▸ **Problem statement**: Collect all lines below with the string "grid".
--------------------------------------------------
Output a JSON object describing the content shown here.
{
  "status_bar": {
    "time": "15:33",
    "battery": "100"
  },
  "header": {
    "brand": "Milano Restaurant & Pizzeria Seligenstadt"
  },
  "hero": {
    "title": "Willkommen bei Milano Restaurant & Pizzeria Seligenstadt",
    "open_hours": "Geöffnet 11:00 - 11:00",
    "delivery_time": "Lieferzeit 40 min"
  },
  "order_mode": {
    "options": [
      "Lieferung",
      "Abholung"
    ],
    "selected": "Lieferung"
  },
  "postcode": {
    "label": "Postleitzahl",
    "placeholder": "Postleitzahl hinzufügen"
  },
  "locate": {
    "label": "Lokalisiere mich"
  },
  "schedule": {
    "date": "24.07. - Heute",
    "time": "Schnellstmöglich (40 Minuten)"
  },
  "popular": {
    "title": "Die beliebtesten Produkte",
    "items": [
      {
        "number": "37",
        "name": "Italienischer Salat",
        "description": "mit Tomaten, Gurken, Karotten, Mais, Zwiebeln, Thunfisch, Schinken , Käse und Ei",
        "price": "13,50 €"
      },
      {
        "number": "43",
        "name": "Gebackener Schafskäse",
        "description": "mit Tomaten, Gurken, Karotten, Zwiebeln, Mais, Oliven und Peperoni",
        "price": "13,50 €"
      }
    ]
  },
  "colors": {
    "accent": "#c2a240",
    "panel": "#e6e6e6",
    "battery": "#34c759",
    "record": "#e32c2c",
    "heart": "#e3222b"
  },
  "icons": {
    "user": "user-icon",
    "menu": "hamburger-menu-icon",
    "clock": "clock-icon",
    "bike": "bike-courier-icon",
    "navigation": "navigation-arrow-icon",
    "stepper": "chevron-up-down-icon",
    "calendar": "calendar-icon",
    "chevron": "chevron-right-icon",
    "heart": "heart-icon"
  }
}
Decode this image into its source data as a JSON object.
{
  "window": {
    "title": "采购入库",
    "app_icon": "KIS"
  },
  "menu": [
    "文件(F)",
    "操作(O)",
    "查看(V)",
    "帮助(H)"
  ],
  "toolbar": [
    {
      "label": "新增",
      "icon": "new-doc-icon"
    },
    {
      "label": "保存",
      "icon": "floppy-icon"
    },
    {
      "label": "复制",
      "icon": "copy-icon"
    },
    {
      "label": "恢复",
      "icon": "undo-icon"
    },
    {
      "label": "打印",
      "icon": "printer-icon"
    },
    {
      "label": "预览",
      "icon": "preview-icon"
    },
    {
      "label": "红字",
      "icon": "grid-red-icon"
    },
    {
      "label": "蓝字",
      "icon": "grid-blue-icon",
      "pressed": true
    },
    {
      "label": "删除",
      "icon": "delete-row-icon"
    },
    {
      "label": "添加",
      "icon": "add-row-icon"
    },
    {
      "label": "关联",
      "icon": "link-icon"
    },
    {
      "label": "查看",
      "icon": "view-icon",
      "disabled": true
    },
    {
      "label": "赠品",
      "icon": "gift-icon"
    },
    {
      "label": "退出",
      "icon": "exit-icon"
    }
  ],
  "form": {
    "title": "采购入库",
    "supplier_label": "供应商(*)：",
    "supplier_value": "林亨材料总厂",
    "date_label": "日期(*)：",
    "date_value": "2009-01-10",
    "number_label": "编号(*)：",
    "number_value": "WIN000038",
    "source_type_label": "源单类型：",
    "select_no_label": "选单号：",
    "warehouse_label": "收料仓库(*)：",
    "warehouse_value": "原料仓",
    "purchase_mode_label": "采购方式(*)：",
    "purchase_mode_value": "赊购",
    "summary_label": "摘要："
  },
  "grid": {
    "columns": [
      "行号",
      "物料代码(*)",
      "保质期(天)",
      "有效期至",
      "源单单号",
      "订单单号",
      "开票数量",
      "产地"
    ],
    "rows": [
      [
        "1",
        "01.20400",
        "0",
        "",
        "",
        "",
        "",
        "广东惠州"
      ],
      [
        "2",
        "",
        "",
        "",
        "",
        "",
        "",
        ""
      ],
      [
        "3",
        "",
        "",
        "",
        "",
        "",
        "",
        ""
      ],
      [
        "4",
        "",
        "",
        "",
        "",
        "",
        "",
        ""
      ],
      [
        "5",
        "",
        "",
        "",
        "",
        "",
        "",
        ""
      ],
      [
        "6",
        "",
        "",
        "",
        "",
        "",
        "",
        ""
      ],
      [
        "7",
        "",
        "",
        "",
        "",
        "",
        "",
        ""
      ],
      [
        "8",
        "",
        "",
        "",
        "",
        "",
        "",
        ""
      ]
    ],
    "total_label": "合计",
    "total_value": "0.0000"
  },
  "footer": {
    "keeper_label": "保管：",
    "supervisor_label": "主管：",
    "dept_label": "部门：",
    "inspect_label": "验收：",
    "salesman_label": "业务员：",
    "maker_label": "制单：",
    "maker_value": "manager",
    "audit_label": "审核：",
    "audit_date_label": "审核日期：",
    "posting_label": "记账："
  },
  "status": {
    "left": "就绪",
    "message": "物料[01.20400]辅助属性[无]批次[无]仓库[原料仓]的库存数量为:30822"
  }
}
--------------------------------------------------
▸ **Solution for this task**:
      "icon": "grid-red-icon"
      "icon": "grid-blue-icon",
  "grid": {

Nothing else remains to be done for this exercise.